One has to remember that council has been increasing property taxes for years — often well above inflation. For example, council’s 2013 tax increase was 13.1 per cent; more than eight times the rate of inflation at the time. Surely, after watching a tidal wave of tax dollars flow in for quite some time, council could now make a few tough spending decisions?
No doubt, some on council will retort that a large tax increase is “necessary” to pay for new infrastructure as Calgary’s population keeps going up. At first blush, the argument sounds plausible.
More people does mean more homes, apartment buildings, condos and other buildings are needed. And with those projects, typically comes road and sewer work by the city, garbage pickup, more policing services, etc. Calgary’s population has boomed in recent years, growing by 10 per cent over the past five years alone.
However, one also has to remember that all the new people moving to Calgary also pay property taxes, fees and other revenues to the City of Calgary. As Calgary’s population has ballooned, city hall has seen its revenue increase substantially. Over the past five years alone, the city has seen its revenues increase by 33 per cent; from $2.7 billion in 2009 to $3.6 billion in 2014.
Second, note that when the city builds a new road or sewer pipe, it doesn’t take the financial hit in a single year. Typically, council will borrow money to pay for the asset, spread the bill out over the life of the asset (often a 25-year period or longer) and use city revenues to finance the debt.

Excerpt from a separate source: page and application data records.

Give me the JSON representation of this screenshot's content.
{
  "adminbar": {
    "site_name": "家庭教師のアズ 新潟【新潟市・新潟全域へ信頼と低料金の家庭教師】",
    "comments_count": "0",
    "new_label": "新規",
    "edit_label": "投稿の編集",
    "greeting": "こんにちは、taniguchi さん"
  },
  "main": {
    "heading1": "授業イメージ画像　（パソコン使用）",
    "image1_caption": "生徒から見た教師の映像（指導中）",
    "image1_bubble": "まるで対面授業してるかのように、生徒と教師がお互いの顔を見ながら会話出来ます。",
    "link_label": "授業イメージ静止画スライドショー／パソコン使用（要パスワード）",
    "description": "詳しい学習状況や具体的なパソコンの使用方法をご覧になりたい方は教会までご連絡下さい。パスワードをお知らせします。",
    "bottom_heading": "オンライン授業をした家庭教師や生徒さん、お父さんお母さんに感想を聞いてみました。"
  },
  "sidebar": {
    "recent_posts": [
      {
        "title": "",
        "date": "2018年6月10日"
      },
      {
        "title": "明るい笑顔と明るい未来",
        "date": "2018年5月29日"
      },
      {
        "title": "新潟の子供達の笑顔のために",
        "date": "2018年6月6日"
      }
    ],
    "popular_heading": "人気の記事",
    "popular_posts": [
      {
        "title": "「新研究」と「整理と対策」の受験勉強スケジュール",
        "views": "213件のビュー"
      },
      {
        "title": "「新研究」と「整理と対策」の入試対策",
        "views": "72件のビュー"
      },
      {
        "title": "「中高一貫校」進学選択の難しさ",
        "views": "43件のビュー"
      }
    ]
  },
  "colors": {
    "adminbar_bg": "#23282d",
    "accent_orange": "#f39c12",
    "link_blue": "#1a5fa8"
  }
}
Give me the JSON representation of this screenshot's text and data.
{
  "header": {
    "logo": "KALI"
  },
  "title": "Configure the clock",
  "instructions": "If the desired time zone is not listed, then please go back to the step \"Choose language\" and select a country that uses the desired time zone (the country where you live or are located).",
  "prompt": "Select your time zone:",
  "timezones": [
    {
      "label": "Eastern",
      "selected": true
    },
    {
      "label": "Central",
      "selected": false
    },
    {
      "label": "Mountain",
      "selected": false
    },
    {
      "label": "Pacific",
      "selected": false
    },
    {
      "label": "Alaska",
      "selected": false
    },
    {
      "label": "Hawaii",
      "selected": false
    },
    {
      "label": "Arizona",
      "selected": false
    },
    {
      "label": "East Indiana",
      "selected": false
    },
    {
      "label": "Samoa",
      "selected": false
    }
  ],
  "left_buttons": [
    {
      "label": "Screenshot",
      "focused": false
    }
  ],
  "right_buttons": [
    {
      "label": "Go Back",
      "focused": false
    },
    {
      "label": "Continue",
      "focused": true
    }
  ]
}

Make no mistake, convincing city hall to scale back its large tax hike won’t be easy. Achieving a victory will take thousands of Calgarians to take five minutes out of their day and call or e-mail their councillor. Calgarians of all walks of life will also need to do things like write letters to the editor in support of belt-tightening at city hall, call into radio talk shows and sign our petition. Plain and simple, city council needs to hear the message loud and clear: the large tax hike should be scaled back to 1.3 per cent.”
If council doesn’t get the message, then prepare to hold on tight … especially if your family is already feeling the pain.
Stephanie Kusie is Executive Director of Common Sense Calgary.
This oped was originally published in the Calgary Herald on September 23, 2015.